TWO WEEKS AGO my soon to be 11 year old daughter comes running into the house very upset. She declares, “we found a baby bird out on the grass…and we don’t know what to do!” I had a flashback of a similar situation when i was a small boy. I brought a baby bird to my dad asking what we should do with it. My dad, being the practical farmer that he was, took the bird (sparrow) and killed it (i’ll spare you the details). I don’t really remember what I said next, but i am sure i said something meaningful and useful. All I remember is my daughter saying to me in a weeping sweet voice, “But daddy, it’ll die.” Ouch.
She had won my heart to respond.
I made my way to the scene of the crime and surveyed the possibilities. Her 6 and half year old brother and she made sure i knew that we couldn’t touch it or the mother would reject it (chalk one up for good parenting!). It was she who saw a plastic bag (from where to this day i do not know where it came from) and suggested we (or I) could use it! (great troubleshooting skills, chalk up TWO for the parents!).
After locating where the nest was, and finding it to be on a very low branch i secured a step ladder and placed it in a good position. I took the plastic bag from my daughter and formed it around my hand enough to be able to scoop up the rather large baby bird and with both students eying me I place it back into its nest (probably to see that i didn’t kill it 😦
I got down from the ladder, and before i could dispose of the plastic bag and replace the ladder i got a big hug and smile from my daughter. (chalk up a HOMERUN for the male-side of parenthood!) I must admit, I didn’t think the mother would accept the baby back the whole time i was performing this parental duty. Afterall, she was right there in the neighbor’s yard watching the whole thing go down–she KNEW what we did and that it was US who did it. I can still hear my daughter’s sweet, weepy voice…and that let’s me know I did the right thing in her eyes.
I really wished my dad would have made that moment for me (and the bird) a more teachable one. But perhaps he did. That memory served to help me to know what needed to be done, or at least one way it should not be done. I do think whether the bird died or not, at least my daughter has a memory to feed her in life as to a good way to be a parent…at least I hope so.
So two weeks later and after a weekly inspection the baby robin bird is almost ready to leave the nest.
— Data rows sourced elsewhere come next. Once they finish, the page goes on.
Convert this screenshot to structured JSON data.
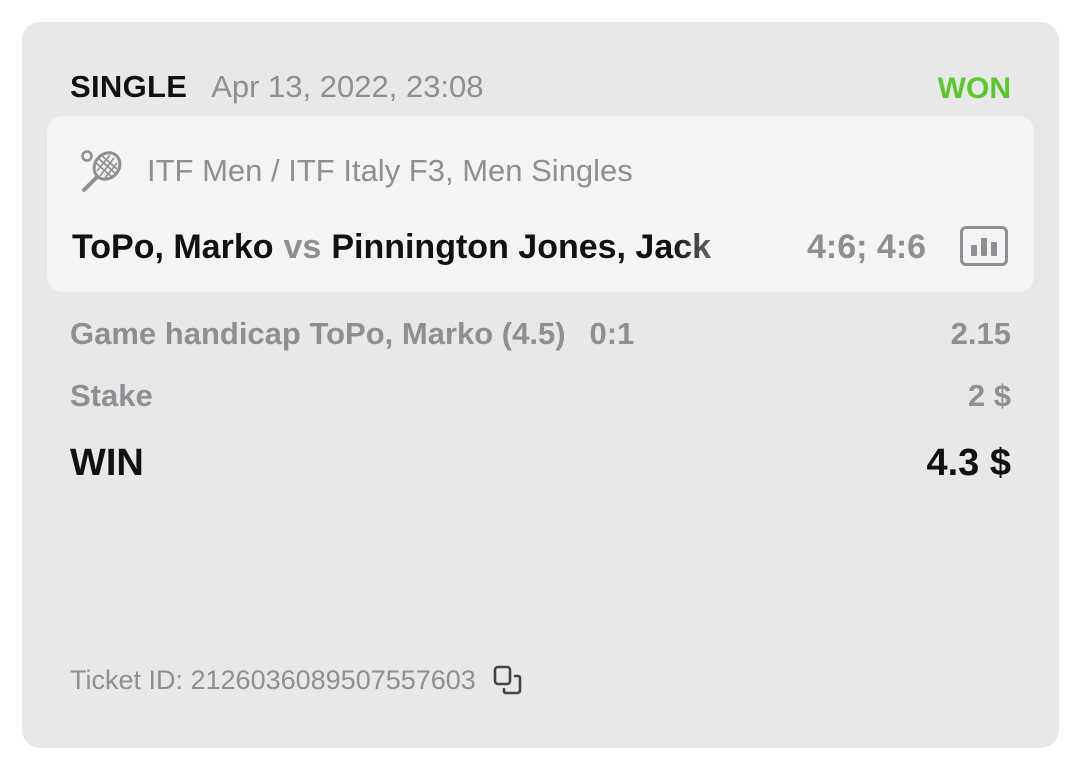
{
  "bet": {
    "type": "SINGLE",
    "date": "Apr 13, 2022, 23:08",
    "status": "WON",
    "status_color": "#5ac72a"
  },
  "event": {
    "sport_icon": "tennis-racket-icon",
    "league": "ITF Men / ITF Italy F3, Men Singles",
    "team_home": "ToPo, Marko",
    "vs_label": "vs",
    "team_away": "Pinnington Jones, Jack",
    "score": "4:6; 4:6",
    "stats_icon": "stats-icon"
  },
  "selection": {
    "market": "Game handicap ToPo, Marko (4.5)",
    "score_at_bet": "0:1",
    "odds": "2.15"
  },
  "stake": {
    "label": "Stake",
    "value": "2 $"
  },
  "win": {
    "label": "WIN",
    "value": "4.3 $"
  },
  "ticket": {
    "label": "Ticket ID: 2126036089507557603",
    "copy_icon": "copy-icon"
  }
}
We still see momma bird hopping on the lawn beneath the nest from our kitchen window or see her roosting (is that what robins do?) on our roof (perhaps it is just perching) and this lets us know the baby bird is still alive. I keep think about God and his love in all of this in several meaningful ways. So i will leave you with this thought, “Can you think of any?”